[App and web page records]

==============================

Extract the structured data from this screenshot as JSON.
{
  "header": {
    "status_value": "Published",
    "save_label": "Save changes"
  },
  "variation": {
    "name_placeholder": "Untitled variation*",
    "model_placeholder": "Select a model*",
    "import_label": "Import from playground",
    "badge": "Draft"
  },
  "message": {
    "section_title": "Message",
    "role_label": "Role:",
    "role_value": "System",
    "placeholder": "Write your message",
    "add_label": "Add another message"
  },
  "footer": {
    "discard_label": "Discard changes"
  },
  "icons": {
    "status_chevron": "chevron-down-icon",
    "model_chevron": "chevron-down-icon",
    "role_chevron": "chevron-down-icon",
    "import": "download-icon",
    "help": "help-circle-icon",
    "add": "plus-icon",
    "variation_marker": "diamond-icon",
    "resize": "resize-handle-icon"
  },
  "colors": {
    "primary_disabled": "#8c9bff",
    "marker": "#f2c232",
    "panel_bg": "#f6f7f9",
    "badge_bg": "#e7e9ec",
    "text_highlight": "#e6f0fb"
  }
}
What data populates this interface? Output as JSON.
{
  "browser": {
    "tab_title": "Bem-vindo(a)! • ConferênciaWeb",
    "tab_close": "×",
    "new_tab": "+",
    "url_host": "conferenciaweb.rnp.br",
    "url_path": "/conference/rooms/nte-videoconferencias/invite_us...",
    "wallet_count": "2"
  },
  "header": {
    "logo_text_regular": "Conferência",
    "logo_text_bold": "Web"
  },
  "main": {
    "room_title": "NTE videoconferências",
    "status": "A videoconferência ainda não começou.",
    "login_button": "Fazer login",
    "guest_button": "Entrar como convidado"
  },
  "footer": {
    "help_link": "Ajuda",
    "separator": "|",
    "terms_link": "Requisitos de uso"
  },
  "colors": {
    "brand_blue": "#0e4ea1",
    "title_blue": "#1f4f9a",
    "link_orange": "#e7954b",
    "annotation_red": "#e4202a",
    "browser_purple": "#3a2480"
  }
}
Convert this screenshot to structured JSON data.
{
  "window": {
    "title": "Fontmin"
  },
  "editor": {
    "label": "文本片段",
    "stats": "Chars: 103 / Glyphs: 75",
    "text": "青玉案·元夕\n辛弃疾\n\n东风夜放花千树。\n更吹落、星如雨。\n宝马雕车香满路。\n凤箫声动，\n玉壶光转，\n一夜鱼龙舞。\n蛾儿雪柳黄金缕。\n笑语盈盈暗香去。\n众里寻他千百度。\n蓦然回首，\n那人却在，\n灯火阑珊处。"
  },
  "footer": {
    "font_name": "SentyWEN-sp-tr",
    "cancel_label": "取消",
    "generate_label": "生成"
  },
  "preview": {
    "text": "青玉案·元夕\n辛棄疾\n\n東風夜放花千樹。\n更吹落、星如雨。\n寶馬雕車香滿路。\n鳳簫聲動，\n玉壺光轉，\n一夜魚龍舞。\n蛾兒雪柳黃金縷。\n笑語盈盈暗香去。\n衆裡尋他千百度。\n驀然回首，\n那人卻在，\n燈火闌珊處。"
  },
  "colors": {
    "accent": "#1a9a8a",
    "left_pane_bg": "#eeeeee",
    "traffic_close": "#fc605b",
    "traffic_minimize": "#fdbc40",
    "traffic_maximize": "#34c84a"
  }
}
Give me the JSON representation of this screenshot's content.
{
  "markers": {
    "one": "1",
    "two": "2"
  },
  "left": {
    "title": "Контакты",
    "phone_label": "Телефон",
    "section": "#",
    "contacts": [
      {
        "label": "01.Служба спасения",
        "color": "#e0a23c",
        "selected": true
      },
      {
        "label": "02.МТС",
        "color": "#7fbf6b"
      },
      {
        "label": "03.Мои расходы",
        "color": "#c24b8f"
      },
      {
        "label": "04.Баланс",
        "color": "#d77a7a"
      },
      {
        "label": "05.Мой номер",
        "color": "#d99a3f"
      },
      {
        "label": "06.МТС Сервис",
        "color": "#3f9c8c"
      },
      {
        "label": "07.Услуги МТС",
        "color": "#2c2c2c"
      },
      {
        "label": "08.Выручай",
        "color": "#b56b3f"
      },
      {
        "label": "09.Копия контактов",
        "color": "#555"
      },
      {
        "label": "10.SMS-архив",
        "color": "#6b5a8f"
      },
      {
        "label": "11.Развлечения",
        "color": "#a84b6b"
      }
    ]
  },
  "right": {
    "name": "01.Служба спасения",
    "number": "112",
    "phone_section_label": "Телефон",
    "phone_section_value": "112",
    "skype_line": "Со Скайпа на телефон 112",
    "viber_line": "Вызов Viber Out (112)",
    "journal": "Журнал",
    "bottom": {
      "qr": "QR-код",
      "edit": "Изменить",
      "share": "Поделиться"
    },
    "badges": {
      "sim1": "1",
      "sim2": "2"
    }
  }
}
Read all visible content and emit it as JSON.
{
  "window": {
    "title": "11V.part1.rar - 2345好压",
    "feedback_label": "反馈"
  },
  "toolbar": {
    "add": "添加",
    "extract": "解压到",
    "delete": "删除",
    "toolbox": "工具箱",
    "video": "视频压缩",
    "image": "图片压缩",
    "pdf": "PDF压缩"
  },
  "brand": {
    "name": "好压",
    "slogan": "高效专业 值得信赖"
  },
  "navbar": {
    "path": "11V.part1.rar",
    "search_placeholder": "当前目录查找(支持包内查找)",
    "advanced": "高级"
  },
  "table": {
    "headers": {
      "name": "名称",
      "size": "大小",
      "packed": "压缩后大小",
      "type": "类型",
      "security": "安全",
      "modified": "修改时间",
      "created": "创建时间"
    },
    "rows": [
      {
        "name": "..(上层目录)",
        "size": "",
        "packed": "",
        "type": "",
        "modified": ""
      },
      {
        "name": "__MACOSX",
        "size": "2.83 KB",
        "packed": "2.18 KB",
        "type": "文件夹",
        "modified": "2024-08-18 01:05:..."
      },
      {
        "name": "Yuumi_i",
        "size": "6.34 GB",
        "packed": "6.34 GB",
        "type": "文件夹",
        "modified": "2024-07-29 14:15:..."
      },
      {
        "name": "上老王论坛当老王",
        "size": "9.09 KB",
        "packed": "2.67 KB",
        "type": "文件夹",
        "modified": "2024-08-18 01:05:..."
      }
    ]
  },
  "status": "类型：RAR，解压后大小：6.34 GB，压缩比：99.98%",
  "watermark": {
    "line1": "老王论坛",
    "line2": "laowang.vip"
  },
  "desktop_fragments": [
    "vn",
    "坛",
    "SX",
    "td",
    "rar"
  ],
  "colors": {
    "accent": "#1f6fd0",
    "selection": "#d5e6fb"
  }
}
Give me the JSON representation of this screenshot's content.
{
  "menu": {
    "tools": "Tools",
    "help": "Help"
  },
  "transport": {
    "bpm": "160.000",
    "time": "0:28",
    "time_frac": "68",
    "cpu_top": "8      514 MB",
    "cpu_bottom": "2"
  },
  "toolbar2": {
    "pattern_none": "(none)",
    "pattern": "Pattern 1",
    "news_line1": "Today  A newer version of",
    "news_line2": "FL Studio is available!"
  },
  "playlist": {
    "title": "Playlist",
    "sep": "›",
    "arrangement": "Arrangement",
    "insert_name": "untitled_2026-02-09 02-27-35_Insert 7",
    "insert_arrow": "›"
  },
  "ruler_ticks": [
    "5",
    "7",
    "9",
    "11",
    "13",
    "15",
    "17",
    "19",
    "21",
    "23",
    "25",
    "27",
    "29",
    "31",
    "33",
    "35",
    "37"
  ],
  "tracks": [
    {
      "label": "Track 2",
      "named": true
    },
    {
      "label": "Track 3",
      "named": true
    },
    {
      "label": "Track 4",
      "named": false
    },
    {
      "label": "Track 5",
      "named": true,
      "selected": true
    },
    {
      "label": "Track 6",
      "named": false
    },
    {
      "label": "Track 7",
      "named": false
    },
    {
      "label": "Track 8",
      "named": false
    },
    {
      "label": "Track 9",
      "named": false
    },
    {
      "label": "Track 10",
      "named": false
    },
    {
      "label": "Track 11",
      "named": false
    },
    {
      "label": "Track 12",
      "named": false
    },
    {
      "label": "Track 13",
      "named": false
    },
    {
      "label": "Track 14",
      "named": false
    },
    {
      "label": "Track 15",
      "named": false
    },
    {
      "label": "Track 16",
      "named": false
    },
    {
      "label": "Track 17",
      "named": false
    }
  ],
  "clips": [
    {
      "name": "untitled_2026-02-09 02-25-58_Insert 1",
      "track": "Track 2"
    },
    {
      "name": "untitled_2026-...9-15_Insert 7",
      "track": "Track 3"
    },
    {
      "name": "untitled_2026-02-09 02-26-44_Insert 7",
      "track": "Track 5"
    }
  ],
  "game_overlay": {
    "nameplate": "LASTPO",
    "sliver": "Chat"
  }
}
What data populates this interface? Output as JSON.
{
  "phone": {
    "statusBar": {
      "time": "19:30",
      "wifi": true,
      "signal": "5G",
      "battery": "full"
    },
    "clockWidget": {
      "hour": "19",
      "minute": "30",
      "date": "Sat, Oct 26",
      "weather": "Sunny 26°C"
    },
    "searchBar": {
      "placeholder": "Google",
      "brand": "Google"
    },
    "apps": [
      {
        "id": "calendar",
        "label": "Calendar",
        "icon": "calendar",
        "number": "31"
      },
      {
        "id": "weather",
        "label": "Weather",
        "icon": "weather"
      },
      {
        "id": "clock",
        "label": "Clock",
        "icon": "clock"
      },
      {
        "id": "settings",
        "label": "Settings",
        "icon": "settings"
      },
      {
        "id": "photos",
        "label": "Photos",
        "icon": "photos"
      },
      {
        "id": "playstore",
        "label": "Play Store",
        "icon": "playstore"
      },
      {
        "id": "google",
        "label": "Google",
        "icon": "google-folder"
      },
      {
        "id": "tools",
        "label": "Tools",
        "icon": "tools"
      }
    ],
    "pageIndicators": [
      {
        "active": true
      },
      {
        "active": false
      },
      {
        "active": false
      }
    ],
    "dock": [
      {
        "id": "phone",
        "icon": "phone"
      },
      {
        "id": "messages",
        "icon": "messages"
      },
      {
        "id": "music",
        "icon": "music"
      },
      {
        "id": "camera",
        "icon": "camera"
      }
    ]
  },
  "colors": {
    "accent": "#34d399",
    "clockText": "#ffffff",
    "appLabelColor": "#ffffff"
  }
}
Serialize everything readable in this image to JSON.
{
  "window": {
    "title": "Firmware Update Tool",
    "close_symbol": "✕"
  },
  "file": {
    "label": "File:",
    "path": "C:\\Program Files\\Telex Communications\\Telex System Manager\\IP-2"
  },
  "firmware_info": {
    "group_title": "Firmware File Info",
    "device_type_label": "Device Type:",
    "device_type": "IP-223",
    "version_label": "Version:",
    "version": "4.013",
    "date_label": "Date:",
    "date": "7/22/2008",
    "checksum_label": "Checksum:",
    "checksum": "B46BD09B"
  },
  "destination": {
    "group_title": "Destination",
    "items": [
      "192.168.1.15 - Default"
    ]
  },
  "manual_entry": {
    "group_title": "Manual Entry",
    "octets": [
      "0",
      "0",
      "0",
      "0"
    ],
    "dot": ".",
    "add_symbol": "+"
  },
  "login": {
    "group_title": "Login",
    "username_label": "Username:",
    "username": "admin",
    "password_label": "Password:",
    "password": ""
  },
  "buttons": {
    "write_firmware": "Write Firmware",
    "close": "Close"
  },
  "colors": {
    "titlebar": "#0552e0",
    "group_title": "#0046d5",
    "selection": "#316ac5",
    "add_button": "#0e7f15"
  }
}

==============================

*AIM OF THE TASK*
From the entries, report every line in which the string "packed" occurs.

*RESPONSE*
      "packed": "压缩后大小",
        "packed": "",
        "packed": "2.18 KB",
        "packed": "6.34 GB",
        "packed": "2.67 KB",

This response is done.